RRBs should assign the median MELD score at transplant for the Region. This may differ depending on the Region. The median MELD/PELD score at transplant in the Region or DSA may be used as a starting point for the exception score.
Policy 9.3.D: Specific MELD/PELD Exceptions was approved by the Board of Directors in November 2009. Candidates meeting the criteria in Table 9-2 are eligible for MELD or PELD score exceptions that do not require evaluation by the full RRB. The transplant program must submit a request for a specific MELD or PELD score exception with a written narrative that supports the requested score. Templates were developed for these exceptions in 2010 to aid the transplant programs in the process of submitting the required information to justify the exception.
The Committee recommends that the following three elements be considered in reviewing the exception application in addition to the requirements listed in policy for the purposes of policy research:
- Although policy only requires reporting of the MPAP and PVR, complete Hemodynamics should be reported, including MPAP, PVR, PWAP and CO.
- To be considered abnormal, the initial mean pulmonary artery pressure (MPAP) should be >35 mmHg and pulmonary vascular resistance (PVR) levels should be > 240 dynes.s.cm-5.
- The initial transpulmonary gradient (MPAP-PVR) to correct for volume overload should be > 12 mmHg
As noted in policy, these candidates will receive a MELD score of 22/ PELD score of 28. In order to qualify for MELD/PELD extensions and a 10% mortality equivalent increase in points, the required documentation must be resubmit every three months and the mean pulmonary arterial pressure (MPAP) must remain below 35 mmHg, confirmed by repeat heart catheterization.
Le Treut YP, et al. Liver transplantation for neuroendocrine tumors in Europe: results and trends in patient selection--a 213-case European Liver Transplant Registry study. Ann Surg 2013;257: 807-15.
Pathak S, Dash I, Taylor MR, Poston GJ. The surgical management of neuroendocrine tumour hepatic metastases. EJSO 2013;39:224-8.
Le Treut YP, Gregoirea E, Belghitib J, et al. Predictors of long-term survival after liver transplantation for metastatic endocrine tumors: an 85-case French multicentric report.

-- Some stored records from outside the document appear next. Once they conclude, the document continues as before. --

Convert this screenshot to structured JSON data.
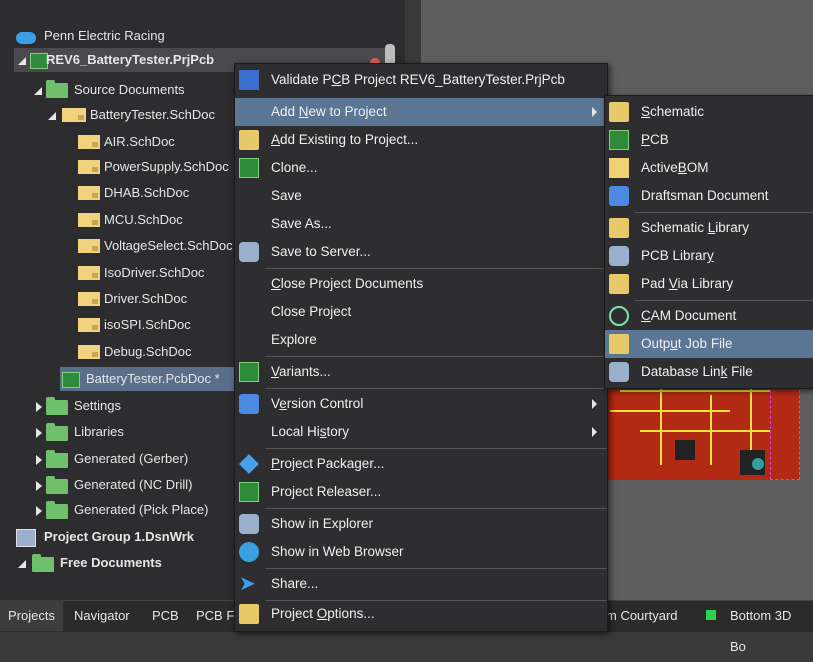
{
  "tree": {
    "workspace": "Penn Electric Racing",
    "project": "REV6_BatteryTester.PrjPcb",
    "source_documents": "Source Documents",
    "top_sheet": "BatteryTester.SchDoc",
    "sheets": [
      "AIR.SchDoc",
      "PowerSupply.SchDoc",
      "DHAB.SchDoc",
      "MCU.SchDoc",
      "VoltageSelect.SchDoc",
      "IsoDriver.SchDoc",
      "Driver.SchDoc",
      "isoSPI.SchDoc",
      "Debug.SchDoc"
    ],
    "pcb_doc": "BatteryTester.PcbDoc *",
    "folders": [
      "Settings",
      "Libraries",
      "Generated (Gerber)",
      "Generated (NC Drill)",
      "Generated (Pick Place)"
    ],
    "project_group": "Project Group 1.DsnWrk",
    "free_documents": "Free Documents"
  },
  "context_menu": {
    "items": [
      {
        "label_pre": "Validate P",
        "label_u": "C",
        "label_post": "B Project REV6_BatteryTester.PrjPcb",
        "icon": "validate-icon"
      },
      {
        "label_pre": "Add ",
        "label_u": "N",
        "label_post": "ew to Project",
        "icon": "",
        "submenu": true
      },
      {
        "label_pre": "",
        "label_u": "A",
        "label_post": "dd Existing to Project...",
        "icon": "add-existing-icon"
      },
      {
        "label_pre": "",
        "label_u": "",
        "label_post": "Clone...",
        "icon": "clone-icon"
      },
      {
        "label_pre": "",
        "label_u": "",
        "label_post": "Save",
        "icon": ""
      },
      {
        "label_pre": "",
        "label_u": "",
        "label_post": "Save As...",
        "icon": ""
      },
      {
        "label_pre": "",
        "label_u": "",
        "label_post": "Save to Server...",
        "icon": "save-server-icon"
      },
      {
        "label_pre": "",
        "label_u": "C",
        "label_post": "lose Project Documents",
        "icon": ""
      },
      {
        "label_pre": "",
        "label_u": "",
        "label_post": "Close Project",
        "icon": ""
      },
      {
        "label_pre": "",
        "label_u": "",
        "label_post": "Explore",
        "icon": ""
      },
      {
        "label_pre": "",
        "label_u": "V",
        "label_post": "ariants...",
        "icon": "variants-icon"
      },
      {
        "label_pre": "V",
        "label_u": "e",
        "label_post": "rsion Control",
        "icon": "version-control-icon",
        "submenu": true
      },
      {
        "label_pre": "Local Hi",
        "label_u": "s",
        "label_post": "tory",
        "icon": "",
        "submenu": true
      },
      {
        "label_pre": "",
        "label_u": "P",
        "label_post": "roject Packager...",
        "icon": "packager-icon"
      },
      {
        "label_pre": "Project Releaser...",
        "label_u": "",
        "label_post": "",
        "icon": "releaser-icon"
      },
      {
        "label_pre": "Show in Explorer",
        "label_u": "",
        "label_post": "",
        "icon": "explorer-icon"
      },
      {
        "label_pre": "Show in Web Browser",
        "label_u": "",
        "label_post": "",
        "icon": "web-browser-icon"
      },
      {
        "label_pre": "Share...",
        "label_u": "",
        "label_post": "",
        "icon": "share-icon"
      },
      {
        "label_pre": "Project ",
        "label_u": "O",
        "label_post": "ptions...",
        "icon": "options-icon"
      }
    ]
  },
  "submenu": {
    "items": [
      {
        "label_pre": "",
        "label_u": "S",
        "label_post": "chematic",
        "icon": "schematic-icon"
      },
      {
        "label_pre": "",
        "label_u": "P",
        "label_post": "CB",
        "icon": "pcb-icon"
      },
      {
        "label_pre": "Active",
        "label_u": "B",
        "label_post": "OM",
        "icon": "activebom-icon"
      },
      {
        "label_pre": "Draftsman Document",
        "label_u": "",
        "label_post": "",
        "icon": "draftsman-icon"
      },
      {
        "label_pre": "Schematic ",
        "label_u": "L",
        "label_post": "ibrary",
        "icon": "schlib-icon"
      },
      {
        "label_pre": "PCB Librar",
        "label_u": "y",
        "label_post": "",
        "icon": "pcblib-icon"
      },
      {
        "label_pre": "Pad ",
        "label_u": "V",
        "label_post": "ia Library",
        "icon": "padvia-icon"
      },
      {
        "label_pre": "",
        "label_u": "C",
        "label_post": "AM Document",
        "icon": "cam-icon"
      },
      {
        "label_pre": "Outp",
        "label_u": "u",
        "label_post": "t Job File",
        "icon": "outjob-icon"
      },
      {
        "label_pre": "Database Lin",
        "label_u": "k",
        "label_post": " File",
        "icon": "dblink-icon"
      }
    ]
  },
  "bottom_tabs": [
    "Projects",
    "Navigator",
    "PCB",
    "PCB Fi"
  ],
  "bottom_layers": [
    "m Courtyard",
    "Bottom 3D Bo"
  ]
}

Am J Transplant 2008; 8: 1205-13
Gedaly R, Daily MF, Davenport D, et al. Liver transplantation for the treatment of liver metastases from neuroendocrine tumors: an analysis of the UNOS database. Arch Surg 2011;146(8):953-8.
Rosenau J, Bahr MJ, Von Wasielewski R, et al. Ki67, E-cadherin, and p53 as prognostic indicators of long-term outcome after liver transplantation for metastatic neuroendocrine tumors. Transplantation 2002; 73(3):386-94.

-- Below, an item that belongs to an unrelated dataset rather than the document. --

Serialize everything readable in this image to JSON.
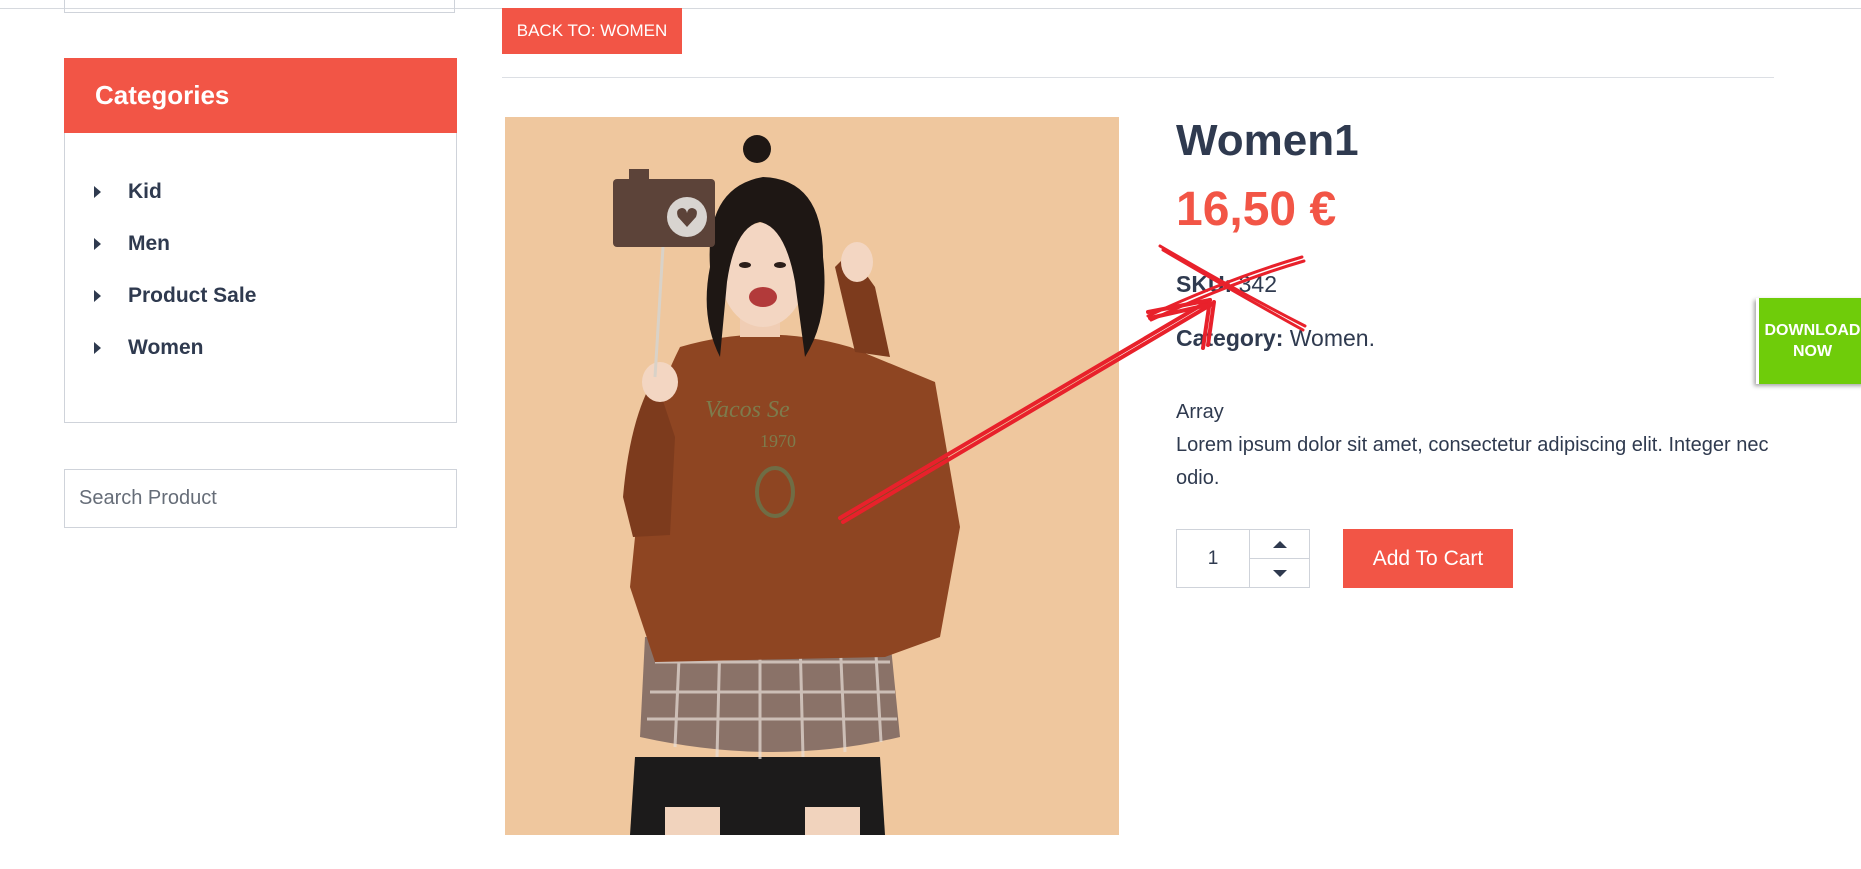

Mazzaferro V, Pulvirenti A, Coppa J. Neuroendocrine tumors metastatic to the liver: how to select patients for liver transplantation? Forum on Liver Transplantation / Journal of Hepatology 2007;47:454–75

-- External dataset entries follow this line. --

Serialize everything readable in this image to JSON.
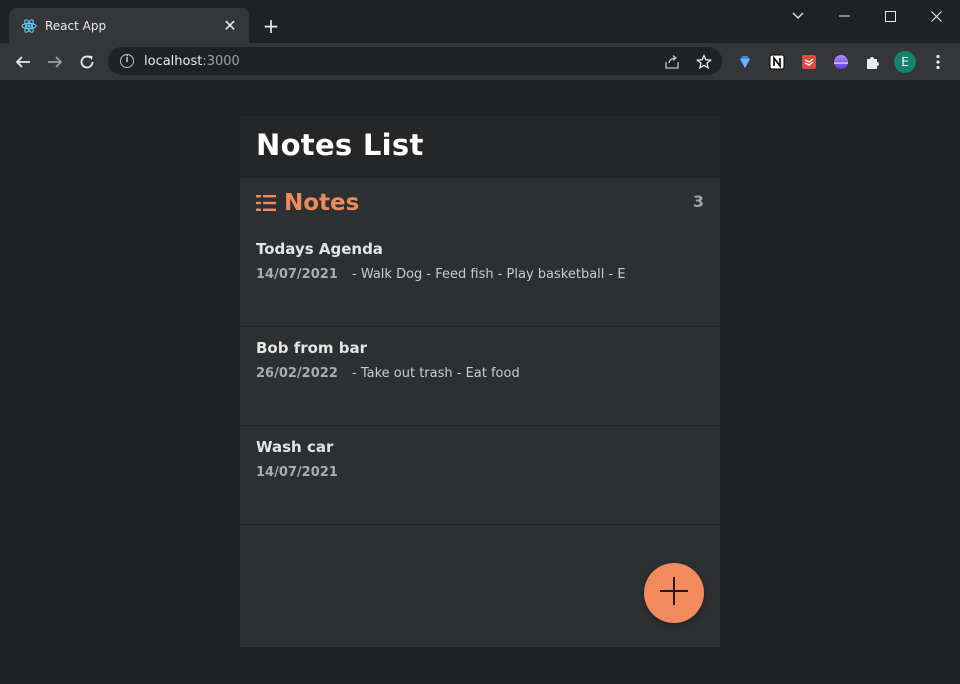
{
  "browser": {
    "tab_title": "React App",
    "tab_close": "✕",
    "new_tab": "+",
    "url_host": "localhost",
    "url_port": ":3000",
    "avatar_letter": "E"
  },
  "app": {
    "title": "Notes List",
    "section_title": "Notes",
    "count": "3",
    "accent_color": "#f08a5d",
    "notes": [
      {
        "title": "Todays Agenda",
        "date": "14/07/2021",
        "preview": "- Walk Dog - Feed fish - Play basketball - E"
      },
      {
        "title": "Bob from bar",
        "date": "26/02/2022",
        "preview": "- Take out trash - Eat food"
      },
      {
        "title": "Wash car",
        "date": "14/07/2021",
        "preview": ""
      }
    ],
    "fab_icon": "plus-icon"
  }
}
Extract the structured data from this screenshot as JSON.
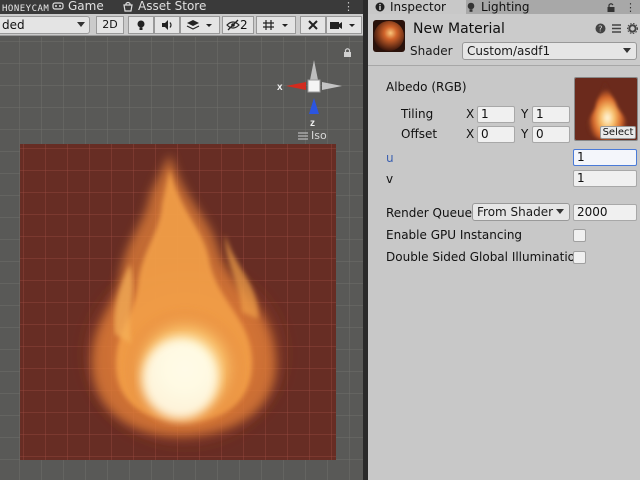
{
  "scene_tabs": {
    "watermark": "HONEYCAM",
    "game_label": "Game",
    "asset_store_label": "Asset Store"
  },
  "scene_toolbar": {
    "shading_mode": "ded",
    "mode_2d_label": "2D",
    "hidden_count": "2"
  },
  "scene_view": {
    "projection_label": "Iso",
    "gizmo_x_label": "x",
    "gizmo_z_label": "z"
  },
  "inspector_tabs": {
    "inspector_label": "Inspector",
    "lighting_label": "Lighting"
  },
  "material": {
    "name": "New Material",
    "shader_label": "Shader",
    "shader_value": "Custom/asdf1"
  },
  "properties": {
    "albedo_label": "Albedo (RGB)",
    "tiling_label": "Tiling",
    "tiling_x_label": "X",
    "tiling_x": "1",
    "tiling_y_label": "Y",
    "tiling_y": "1",
    "offset_label": "Offset",
    "offset_x_label": "X",
    "offset_x": "0",
    "offset_y_label": "Y",
    "offset_y": "0",
    "select_label": "Select",
    "u_label": "u",
    "u_value": "1",
    "v_label": "v",
    "v_value": "1"
  },
  "rendering": {
    "render_queue_label": "Render Queue",
    "render_queue_mode": "From Shader",
    "render_queue_value": "2000",
    "gpu_instancing_label": "Enable GPU Instancing",
    "gpu_instancing_checked": false,
    "double_sided_gi_label": "Double Sided Global Illumination",
    "double_sided_gi_checked": false
  },
  "colors": {
    "inspector_bg": "#c8c8c8",
    "scene_bg": "#5a5a58",
    "quad_tint": "#672d24",
    "focus_blue": "#4a7bd8",
    "gizmo_x_red": "#d22b1e",
    "gizmo_z_blue": "#2b55e0"
  }
}
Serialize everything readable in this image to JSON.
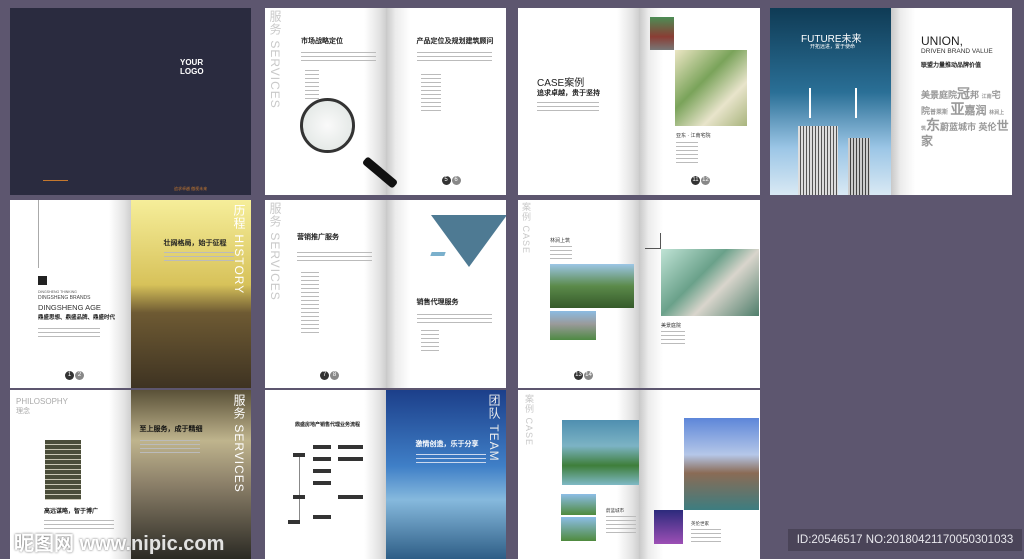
{
  "cover": {
    "logo_l1": "YOUR",
    "logo_l2": "LOGO",
    "slogan": "追求卓越 傲视未来"
  },
  "services1": {
    "vertical": "服务 SERVICES",
    "left_title": "市场战略定位",
    "right_title": "产品定位及规划建筑顾问",
    "pages": [
      "5",
      "6"
    ]
  },
  "case1": {
    "title": "CASE案例",
    "subtitle": "追求卓越，贵于坚持",
    "project": "亚东 · 江南宅院",
    "pages": [
      "11",
      "12"
    ]
  },
  "future": {
    "title": "FUTURE未来",
    "subtitle": "开拓远进，置于使命",
    "union": "UNION,",
    "driven": "DRIVEN BRAND VALUE",
    "union_cn": "联盟力量推动品牌价值",
    "cloud": [
      "美景庭院",
      "冠",
      "邦",
      "江南",
      "宅院",
      "普莱斯",
      "亚",
      "嘉润",
      "林涧上筑",
      "东",
      "蔚蓝城市",
      "英伦",
      "世家"
    ]
  },
  "history": {
    "vertical": "历程 HISTORY",
    "l1": "DINGSHENG THINKING",
    "l2": "DINGSHENG BRANDS",
    "l3": "DINGSHENG AGE",
    "cn": "鼎盛思想、鼎盛品牌、鼎盛时代",
    "title": "壮阔格局，始于征程",
    "pages": [
      "1",
      "2"
    ]
  },
  "services2": {
    "vertical": "服务 SERVICES",
    "left_title": "营销推广服务",
    "right_title": "销售代理服务",
    "pages": [
      "7",
      "8"
    ]
  },
  "case2": {
    "vertical": "案例 CASE",
    "left_project": "林涧上筑",
    "right_project": "美景庭院",
    "pages": [
      "13",
      "14"
    ]
  },
  "philosophy": {
    "title": "PHILOSOPHY",
    "cn": "理念",
    "tagline": "高远谋略，智于博广",
    "vertical": "服务 SERVICES",
    "right_title": "至上服务，成于精细"
  },
  "team": {
    "flow_title": "鼎盛房地产销售代理业务流程",
    "vertical": "团队 TEAM",
    "title": "激情创造，乐于分享"
  },
  "case3": {
    "vertical": "案例 CASE",
    "left_project": "蔚蓝城市",
    "right_project": "英伦世家"
  },
  "watermark": "昵图网 www.nipic.com",
  "badge": "ID:20546517 NO:20180421170050301033"
}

van Vilsteren FGI, Baskin-Bey ES, Nagorney DM, et al. Liver transplantation for gastroenteropancreatic neuroendocrine cancers: defining selection criteria to improve survival. Liver Transplantation 2006;12:448-56.
David Leung and Lawrence Schwartz Imaging of Neuroendocrine Tumors Semin Oncol 40:109 119.
2. Polycystic Liver Disease
Schneldorfer et al, Ann Surg 2009; 250:112
Nagourney D. (2013, November) Liver Resection, Transplantation, and Fenestration for Polycystic Liver Disease. Paper presented at the AASLD Liver Meeting Transplant Surgery Workshop, Washington, DC.
3. Primary Sclerosing Cholangitis
Martin, P., DiMartini, A. Feng, S. Brown Jr., R. Fallon, M. Evaluation for Liver Transplantation in Adults: Practice Guideline by the AASLD and the American Society of Transplantation 2013; 80
4. Portopulmonary Hypertension
Krowka MJ, Fallon MB, Mulligan DC, Gish RG. Model for End-Stage Liver Disease (MELD) Exception for Portopulmonary Hypertension. Liver Transplantation 2006: 12:S114-S116.